- Aim of the exercise
In the records below, some lines hold the word "title". Copy each of those lines.

- Website and app data records
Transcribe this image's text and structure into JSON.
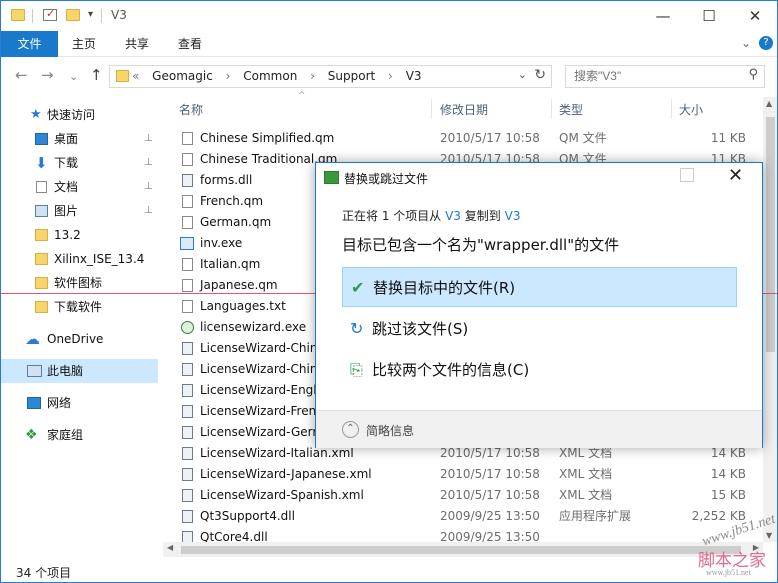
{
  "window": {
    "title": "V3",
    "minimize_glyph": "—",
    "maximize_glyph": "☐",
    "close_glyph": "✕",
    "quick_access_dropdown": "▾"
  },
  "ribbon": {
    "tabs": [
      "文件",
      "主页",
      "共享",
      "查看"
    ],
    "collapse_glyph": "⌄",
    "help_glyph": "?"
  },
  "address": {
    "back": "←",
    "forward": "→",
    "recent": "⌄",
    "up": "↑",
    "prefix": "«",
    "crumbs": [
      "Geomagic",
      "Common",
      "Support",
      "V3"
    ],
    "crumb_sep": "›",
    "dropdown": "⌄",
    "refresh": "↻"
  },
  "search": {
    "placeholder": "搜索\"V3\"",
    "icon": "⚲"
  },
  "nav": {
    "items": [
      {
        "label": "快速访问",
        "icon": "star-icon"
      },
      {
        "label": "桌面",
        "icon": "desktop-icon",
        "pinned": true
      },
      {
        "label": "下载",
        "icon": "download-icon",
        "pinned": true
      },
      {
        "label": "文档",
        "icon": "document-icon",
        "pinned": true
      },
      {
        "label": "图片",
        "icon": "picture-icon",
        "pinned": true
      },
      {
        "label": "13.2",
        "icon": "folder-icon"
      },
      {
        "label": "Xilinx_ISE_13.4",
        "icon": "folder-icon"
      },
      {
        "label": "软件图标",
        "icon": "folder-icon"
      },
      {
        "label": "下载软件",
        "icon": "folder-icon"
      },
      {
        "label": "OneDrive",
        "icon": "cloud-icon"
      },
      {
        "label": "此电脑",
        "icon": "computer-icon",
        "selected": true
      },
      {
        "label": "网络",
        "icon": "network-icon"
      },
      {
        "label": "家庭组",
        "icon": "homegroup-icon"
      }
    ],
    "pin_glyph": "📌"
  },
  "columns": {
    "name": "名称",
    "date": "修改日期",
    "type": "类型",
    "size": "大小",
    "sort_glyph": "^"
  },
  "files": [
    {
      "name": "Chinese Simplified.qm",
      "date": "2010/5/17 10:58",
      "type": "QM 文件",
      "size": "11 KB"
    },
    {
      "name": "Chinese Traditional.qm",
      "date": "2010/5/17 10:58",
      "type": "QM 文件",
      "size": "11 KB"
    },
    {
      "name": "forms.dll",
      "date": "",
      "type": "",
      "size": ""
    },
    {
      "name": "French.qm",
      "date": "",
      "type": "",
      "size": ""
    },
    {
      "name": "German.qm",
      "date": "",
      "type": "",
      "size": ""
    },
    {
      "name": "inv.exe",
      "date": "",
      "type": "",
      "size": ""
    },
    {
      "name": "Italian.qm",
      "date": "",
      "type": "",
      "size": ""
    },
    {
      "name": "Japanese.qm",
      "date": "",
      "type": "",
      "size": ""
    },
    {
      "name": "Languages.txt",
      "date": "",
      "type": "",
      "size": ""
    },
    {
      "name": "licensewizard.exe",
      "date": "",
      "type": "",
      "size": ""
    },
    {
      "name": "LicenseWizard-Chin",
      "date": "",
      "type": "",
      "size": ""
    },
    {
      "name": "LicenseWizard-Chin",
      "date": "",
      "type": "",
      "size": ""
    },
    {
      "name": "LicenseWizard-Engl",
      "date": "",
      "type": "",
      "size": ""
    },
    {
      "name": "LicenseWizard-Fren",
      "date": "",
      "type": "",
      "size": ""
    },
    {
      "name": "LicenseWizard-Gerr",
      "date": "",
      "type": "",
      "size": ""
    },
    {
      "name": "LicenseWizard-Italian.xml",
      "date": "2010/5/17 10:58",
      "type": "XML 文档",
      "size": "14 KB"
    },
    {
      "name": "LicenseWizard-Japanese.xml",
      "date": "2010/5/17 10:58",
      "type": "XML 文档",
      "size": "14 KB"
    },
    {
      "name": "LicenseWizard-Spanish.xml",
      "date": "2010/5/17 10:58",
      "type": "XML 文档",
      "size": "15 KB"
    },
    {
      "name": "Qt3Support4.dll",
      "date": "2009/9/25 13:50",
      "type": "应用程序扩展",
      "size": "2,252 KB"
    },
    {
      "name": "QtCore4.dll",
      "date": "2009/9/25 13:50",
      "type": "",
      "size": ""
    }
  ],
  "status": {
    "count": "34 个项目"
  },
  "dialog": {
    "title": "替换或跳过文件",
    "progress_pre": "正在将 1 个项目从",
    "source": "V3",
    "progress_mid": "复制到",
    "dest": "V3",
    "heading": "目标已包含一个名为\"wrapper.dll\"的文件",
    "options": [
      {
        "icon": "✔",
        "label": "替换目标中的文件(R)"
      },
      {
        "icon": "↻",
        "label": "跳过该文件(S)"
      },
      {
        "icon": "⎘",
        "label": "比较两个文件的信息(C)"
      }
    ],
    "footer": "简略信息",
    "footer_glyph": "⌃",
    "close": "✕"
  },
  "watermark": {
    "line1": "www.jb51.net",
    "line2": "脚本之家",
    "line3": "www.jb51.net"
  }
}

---

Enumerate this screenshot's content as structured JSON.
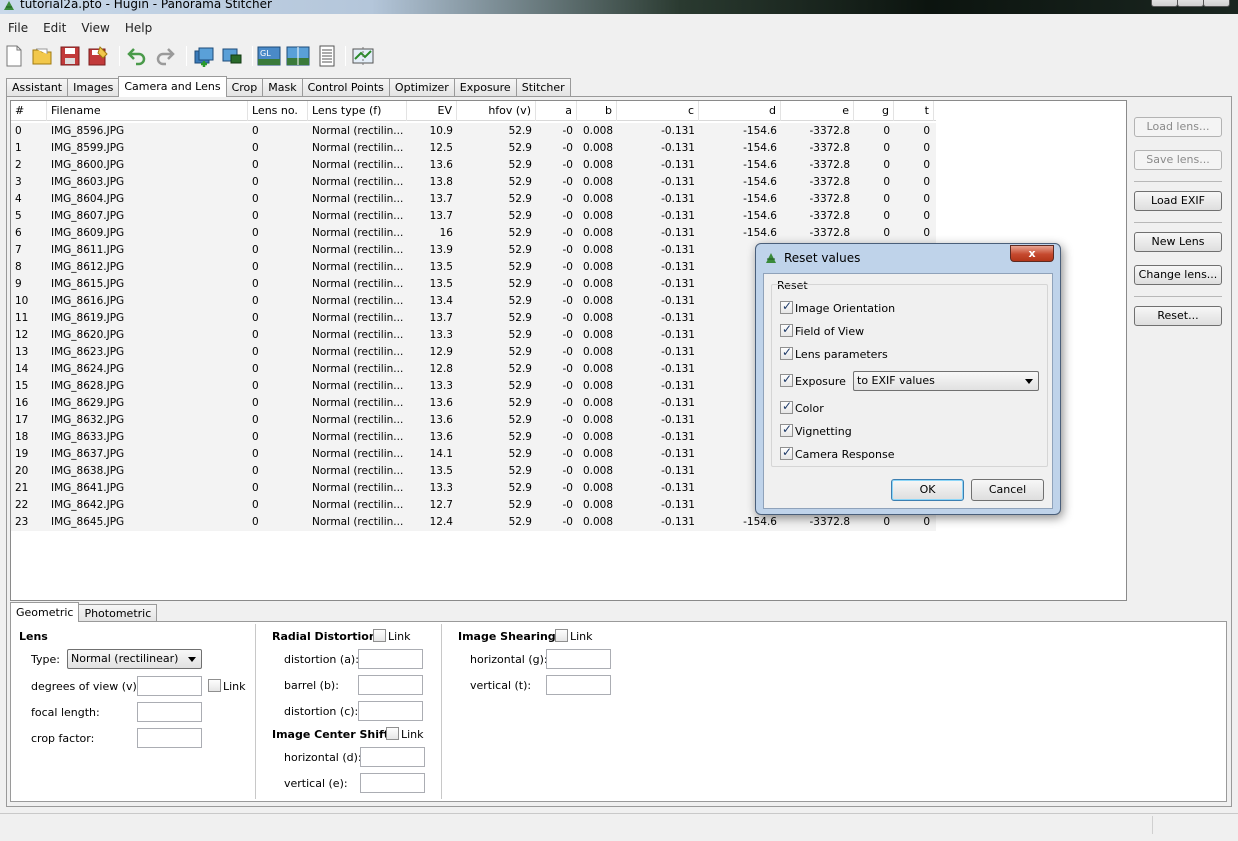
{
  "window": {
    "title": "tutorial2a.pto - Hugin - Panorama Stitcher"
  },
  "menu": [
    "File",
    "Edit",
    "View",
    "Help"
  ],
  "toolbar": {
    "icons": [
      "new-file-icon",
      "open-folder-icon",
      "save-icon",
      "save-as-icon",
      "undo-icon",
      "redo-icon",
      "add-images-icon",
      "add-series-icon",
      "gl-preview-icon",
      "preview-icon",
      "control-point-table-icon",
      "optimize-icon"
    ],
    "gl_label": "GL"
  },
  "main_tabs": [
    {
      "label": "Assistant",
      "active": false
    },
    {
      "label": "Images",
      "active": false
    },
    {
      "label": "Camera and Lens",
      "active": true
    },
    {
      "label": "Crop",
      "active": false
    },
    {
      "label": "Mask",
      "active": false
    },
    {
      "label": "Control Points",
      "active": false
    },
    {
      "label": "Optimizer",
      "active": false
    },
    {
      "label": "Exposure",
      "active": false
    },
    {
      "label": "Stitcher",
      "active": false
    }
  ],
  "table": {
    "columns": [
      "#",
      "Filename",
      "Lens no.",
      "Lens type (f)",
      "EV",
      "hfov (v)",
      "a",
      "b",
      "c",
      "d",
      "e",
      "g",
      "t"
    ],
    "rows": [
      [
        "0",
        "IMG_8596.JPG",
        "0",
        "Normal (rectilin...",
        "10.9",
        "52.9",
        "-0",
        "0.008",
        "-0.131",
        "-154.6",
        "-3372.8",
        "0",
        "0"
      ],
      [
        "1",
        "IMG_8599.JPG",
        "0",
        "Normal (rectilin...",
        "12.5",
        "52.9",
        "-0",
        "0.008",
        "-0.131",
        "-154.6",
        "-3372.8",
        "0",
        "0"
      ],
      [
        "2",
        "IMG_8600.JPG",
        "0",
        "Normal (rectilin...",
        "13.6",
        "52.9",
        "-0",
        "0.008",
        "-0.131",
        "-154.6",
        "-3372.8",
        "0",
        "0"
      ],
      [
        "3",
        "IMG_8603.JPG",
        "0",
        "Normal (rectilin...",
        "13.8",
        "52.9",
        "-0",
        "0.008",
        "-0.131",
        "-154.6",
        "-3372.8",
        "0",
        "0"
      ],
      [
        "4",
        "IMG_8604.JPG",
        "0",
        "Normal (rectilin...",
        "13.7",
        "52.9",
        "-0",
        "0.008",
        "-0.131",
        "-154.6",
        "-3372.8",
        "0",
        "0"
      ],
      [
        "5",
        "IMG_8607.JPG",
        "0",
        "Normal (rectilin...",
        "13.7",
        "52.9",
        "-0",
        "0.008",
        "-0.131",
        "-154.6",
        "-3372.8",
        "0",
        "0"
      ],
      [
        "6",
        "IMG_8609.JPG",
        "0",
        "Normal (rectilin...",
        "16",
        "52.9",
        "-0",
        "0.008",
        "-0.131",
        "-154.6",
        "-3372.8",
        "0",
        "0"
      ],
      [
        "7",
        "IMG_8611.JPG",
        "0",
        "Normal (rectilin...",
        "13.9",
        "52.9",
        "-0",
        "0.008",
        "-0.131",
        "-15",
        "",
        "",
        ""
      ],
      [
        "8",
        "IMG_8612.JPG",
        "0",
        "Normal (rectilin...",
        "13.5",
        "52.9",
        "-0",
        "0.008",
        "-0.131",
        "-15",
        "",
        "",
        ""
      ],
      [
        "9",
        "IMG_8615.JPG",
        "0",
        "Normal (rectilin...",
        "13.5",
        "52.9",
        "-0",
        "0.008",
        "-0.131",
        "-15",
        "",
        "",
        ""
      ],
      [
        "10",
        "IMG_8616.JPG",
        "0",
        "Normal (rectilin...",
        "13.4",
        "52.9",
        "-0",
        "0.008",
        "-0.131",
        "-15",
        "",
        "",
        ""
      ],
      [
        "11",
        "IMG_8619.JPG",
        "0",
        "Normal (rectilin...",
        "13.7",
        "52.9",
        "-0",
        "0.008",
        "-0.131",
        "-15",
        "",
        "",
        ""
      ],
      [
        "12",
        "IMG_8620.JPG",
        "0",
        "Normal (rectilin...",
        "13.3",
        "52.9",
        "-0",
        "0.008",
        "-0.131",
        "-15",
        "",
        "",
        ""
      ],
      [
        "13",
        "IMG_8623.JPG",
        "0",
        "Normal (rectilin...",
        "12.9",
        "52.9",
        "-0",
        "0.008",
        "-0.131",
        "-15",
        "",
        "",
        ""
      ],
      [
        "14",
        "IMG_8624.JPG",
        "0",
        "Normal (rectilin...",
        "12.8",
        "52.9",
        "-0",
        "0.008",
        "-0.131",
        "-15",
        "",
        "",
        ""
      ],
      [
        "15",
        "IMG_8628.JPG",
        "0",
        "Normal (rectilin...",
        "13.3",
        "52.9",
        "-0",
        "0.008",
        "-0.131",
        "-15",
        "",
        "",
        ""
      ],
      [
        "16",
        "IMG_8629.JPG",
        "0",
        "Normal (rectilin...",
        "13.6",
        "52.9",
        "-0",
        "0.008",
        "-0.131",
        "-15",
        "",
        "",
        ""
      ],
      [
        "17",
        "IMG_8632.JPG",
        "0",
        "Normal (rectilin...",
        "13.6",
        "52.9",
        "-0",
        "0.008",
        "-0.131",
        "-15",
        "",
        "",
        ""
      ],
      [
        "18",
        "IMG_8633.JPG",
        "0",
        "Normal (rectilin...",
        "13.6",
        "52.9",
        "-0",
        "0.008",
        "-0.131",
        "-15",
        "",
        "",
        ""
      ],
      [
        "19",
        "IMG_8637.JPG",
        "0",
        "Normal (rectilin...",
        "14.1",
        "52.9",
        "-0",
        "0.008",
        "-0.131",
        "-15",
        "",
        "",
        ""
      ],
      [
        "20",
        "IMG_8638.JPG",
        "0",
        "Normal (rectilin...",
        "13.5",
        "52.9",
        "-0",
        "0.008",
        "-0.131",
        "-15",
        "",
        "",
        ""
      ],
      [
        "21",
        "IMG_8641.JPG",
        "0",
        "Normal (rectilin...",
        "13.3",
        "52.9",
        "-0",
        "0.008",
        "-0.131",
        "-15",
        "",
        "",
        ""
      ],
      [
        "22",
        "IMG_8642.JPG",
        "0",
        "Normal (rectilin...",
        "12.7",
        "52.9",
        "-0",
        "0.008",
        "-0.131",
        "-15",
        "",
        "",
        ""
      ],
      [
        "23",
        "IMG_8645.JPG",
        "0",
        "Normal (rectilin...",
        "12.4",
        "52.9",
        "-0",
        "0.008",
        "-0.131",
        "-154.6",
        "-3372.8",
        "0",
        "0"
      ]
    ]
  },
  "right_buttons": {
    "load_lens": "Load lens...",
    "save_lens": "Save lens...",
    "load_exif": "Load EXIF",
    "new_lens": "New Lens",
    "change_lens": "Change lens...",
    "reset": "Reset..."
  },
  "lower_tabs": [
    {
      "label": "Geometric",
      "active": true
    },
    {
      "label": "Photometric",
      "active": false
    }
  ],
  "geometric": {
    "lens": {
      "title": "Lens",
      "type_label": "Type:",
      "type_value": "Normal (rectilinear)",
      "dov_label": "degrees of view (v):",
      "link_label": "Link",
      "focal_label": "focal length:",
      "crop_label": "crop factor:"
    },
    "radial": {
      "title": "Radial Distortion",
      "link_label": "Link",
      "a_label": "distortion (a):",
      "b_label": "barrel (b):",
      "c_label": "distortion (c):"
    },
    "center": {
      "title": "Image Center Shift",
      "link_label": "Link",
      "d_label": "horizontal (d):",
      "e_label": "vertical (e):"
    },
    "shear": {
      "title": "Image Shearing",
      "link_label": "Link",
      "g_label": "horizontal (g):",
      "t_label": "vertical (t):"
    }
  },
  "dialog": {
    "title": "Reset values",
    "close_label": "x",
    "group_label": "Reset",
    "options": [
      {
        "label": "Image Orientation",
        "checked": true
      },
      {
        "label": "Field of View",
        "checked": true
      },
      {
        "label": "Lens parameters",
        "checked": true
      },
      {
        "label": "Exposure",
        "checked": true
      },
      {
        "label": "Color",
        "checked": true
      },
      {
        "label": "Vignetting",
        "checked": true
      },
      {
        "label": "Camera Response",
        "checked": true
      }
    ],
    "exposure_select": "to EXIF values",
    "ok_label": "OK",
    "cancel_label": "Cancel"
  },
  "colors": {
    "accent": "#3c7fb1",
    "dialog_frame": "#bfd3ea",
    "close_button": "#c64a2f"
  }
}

- Answer box
    "title": "V3",
    "title": "替换或跳过文件",
    "title": "tutorial2a.pto - Hugin - Panorama Stitcher"
      "title": "Lens",
      "title": "Radial Distortion",
      "title": "Image Center Shift",
      "title": "Image Shearing",
    "title": "Reset values",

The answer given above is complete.